Why didn't you start earlier?
You know, I had this picture of my father and grandfather working very hard for almost nothing. I knew it was very difficult. And I didn’t have such a strong passion, maybe because they were so busy in the garage that we didn’t have the chance to do many rallies together. In 1981, however, all three of us went along to work at Ettore Bugatti’s 100th birthday anniversary rally and it was a terrific experience.
And how would you describe your interest now?
My passion for the work came on quite late, and arrived progressively, but in the end it felt natural. I like cars with a strong personality.
So how would you describe Bugatti cars?
They have many qualities but also many faults. But happily, more qualities than faults. It’s the combination of both that results in a harmonious car with an excellent personality.
Can you give us an example?
Yes. Some years ago, when there was less traffic, it was still possible to deliver cars to our Paris customers by driving them there on the road. On one occasion, I had just picked up a Type 57 Ventoux – excellent engine, good chassis, but still a big, heavy car and not easy to drive fast. At one point, I saw a car coming close in my mirror, and as this was the time when car-jackings had just started, I began to drive the 57 as it should be driven. The car behind became smaller in the mirror, but then it came back, faster, and very, very close. There were some roundabouts coming up and I decided I couldn’t risk the car being stolen, so I put the pedal to the floor through every roundabout, every curve... the 57 felt fantastic! But the car was still behind me. As I arrived in my village, a traffic light was red and so I stopped, and prayed. The guy behind drew level, lowered his window, and said, “Hey Fred, you're driving that 57 as you drive your 35 – you’re crazy! But it was great fun to follow you.” It was Jean-Pierre Beltoise...
How do you see your father?
I have enormous respect for him. He’s still working with consistency and speed at the age of 76. That’s impressive!
How do you see your work?

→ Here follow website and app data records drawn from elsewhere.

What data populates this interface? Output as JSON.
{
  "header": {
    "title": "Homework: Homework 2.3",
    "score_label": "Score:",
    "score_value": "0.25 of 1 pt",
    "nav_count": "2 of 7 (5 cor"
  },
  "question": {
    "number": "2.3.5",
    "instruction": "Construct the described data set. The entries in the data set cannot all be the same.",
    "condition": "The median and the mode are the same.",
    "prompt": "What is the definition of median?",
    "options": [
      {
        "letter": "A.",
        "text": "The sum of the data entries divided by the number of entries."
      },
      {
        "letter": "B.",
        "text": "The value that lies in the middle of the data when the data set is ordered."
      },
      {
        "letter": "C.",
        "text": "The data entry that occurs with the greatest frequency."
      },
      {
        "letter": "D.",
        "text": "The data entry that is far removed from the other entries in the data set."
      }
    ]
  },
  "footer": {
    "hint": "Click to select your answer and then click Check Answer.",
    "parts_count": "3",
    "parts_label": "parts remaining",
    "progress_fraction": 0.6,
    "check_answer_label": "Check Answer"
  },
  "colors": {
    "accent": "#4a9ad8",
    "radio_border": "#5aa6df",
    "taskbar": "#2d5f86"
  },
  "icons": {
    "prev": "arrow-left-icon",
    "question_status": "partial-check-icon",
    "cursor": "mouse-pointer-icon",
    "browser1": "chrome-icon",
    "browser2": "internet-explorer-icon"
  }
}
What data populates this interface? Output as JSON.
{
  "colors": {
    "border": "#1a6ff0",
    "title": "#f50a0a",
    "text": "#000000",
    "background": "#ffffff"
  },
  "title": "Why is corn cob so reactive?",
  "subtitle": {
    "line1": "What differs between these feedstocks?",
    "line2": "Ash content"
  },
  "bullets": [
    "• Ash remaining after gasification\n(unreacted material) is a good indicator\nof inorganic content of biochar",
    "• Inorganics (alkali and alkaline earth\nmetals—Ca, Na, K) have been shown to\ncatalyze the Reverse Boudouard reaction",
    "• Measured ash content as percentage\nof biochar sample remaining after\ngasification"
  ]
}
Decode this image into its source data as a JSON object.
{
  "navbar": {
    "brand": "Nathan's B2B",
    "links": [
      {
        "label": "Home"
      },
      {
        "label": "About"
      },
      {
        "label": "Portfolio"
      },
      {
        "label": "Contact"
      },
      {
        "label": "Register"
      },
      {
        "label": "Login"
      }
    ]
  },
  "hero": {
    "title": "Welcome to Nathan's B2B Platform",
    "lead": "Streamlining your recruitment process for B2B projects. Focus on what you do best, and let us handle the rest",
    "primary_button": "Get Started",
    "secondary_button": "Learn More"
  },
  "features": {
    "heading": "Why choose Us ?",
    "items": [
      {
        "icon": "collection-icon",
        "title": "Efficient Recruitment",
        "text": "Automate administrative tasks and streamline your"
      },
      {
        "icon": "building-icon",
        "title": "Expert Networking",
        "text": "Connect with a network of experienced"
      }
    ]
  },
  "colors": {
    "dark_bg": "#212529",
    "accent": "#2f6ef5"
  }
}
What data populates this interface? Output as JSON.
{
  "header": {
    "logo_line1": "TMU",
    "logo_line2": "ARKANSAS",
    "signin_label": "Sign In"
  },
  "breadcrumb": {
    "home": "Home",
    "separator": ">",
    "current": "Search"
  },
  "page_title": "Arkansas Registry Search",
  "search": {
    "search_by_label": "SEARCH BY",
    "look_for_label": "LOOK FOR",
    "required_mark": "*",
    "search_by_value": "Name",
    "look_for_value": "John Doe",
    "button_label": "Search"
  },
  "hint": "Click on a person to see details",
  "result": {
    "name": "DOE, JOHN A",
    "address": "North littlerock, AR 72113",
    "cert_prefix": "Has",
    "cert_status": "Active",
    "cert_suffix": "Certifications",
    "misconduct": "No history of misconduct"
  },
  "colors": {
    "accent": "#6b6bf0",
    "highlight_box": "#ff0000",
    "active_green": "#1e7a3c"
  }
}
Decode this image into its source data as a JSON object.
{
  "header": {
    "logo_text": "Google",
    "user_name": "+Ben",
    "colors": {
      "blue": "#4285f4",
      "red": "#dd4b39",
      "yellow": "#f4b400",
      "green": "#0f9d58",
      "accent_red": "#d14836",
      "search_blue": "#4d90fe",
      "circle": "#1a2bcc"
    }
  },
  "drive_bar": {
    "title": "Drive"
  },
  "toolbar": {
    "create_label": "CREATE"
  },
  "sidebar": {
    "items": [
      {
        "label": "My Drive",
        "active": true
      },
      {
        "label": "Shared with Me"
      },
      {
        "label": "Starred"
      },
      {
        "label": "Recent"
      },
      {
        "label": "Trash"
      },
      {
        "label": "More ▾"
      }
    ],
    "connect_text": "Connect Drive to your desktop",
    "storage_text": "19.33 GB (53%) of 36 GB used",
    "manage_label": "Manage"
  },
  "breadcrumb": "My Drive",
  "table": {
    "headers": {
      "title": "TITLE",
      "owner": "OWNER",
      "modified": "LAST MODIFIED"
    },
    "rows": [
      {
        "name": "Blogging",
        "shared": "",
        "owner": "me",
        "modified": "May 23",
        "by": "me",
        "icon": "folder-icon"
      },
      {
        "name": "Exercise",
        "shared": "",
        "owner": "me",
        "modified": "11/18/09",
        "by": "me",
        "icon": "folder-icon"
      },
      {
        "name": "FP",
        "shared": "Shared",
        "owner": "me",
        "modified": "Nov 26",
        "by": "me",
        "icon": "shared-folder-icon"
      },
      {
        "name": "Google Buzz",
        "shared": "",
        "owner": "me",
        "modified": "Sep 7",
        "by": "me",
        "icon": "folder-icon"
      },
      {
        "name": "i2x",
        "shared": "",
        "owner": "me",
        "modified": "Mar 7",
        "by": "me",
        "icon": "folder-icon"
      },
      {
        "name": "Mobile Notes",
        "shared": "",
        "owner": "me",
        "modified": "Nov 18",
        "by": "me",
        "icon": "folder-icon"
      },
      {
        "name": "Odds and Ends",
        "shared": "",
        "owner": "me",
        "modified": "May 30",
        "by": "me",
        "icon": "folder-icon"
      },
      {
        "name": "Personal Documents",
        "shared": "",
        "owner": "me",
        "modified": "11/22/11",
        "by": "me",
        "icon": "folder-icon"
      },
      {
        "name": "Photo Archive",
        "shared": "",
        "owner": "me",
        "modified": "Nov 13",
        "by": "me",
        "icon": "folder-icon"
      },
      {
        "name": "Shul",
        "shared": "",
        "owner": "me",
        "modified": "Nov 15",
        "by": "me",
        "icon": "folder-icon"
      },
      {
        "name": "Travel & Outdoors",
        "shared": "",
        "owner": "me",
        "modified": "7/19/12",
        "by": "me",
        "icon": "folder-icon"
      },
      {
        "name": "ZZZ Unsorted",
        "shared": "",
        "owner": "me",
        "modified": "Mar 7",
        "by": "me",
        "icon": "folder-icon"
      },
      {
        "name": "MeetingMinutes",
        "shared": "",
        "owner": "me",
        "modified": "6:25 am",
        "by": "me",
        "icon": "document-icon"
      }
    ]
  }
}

It's still a work of passion. There are no spare parts available, and you have to maintain, repair or restore cars in a way that complements the repairs of the last 30 or 40 years, sometimes with the techniques used in the 1960s and ’70s. So, when a car arrives for the first time in the garage, we never really know what will have to be done. But when it’s delivered back to the customer, it has the Novo touch – a sort of quality label. It’s the same with our friends Rondoni, from the South of France: such cars deserve excellent work.
To you, which is the archetypal Bugatti?
Jean and Fred: Either the Type 35, or the Type 44. A well-prepared Type 44 is a fantastic car to race, too.
And which is the ultimate Bugatti?
Jean and Fred: The Type 59, no question. Henri serviced one for many years in the 1950s, and we’d love to have one in the garage again.
So, it’s not the Type 45/47 with the H-engine?
Well, we’d be more likely to say it’s the most amusing Bugatti. Of Bugatti’s many experiments, this is one of the weirdest... so, in a way, it’s an ultimate example, yes.
What’s your dream car?
Jean: The Ferrari 250 SWB. The rear is wonderful and the engine melody is marvellous.
Fred: The Delage 15 S8 1500 Grand Prix that we regularly service here. The engine is fabulous and it’s a great car to drive.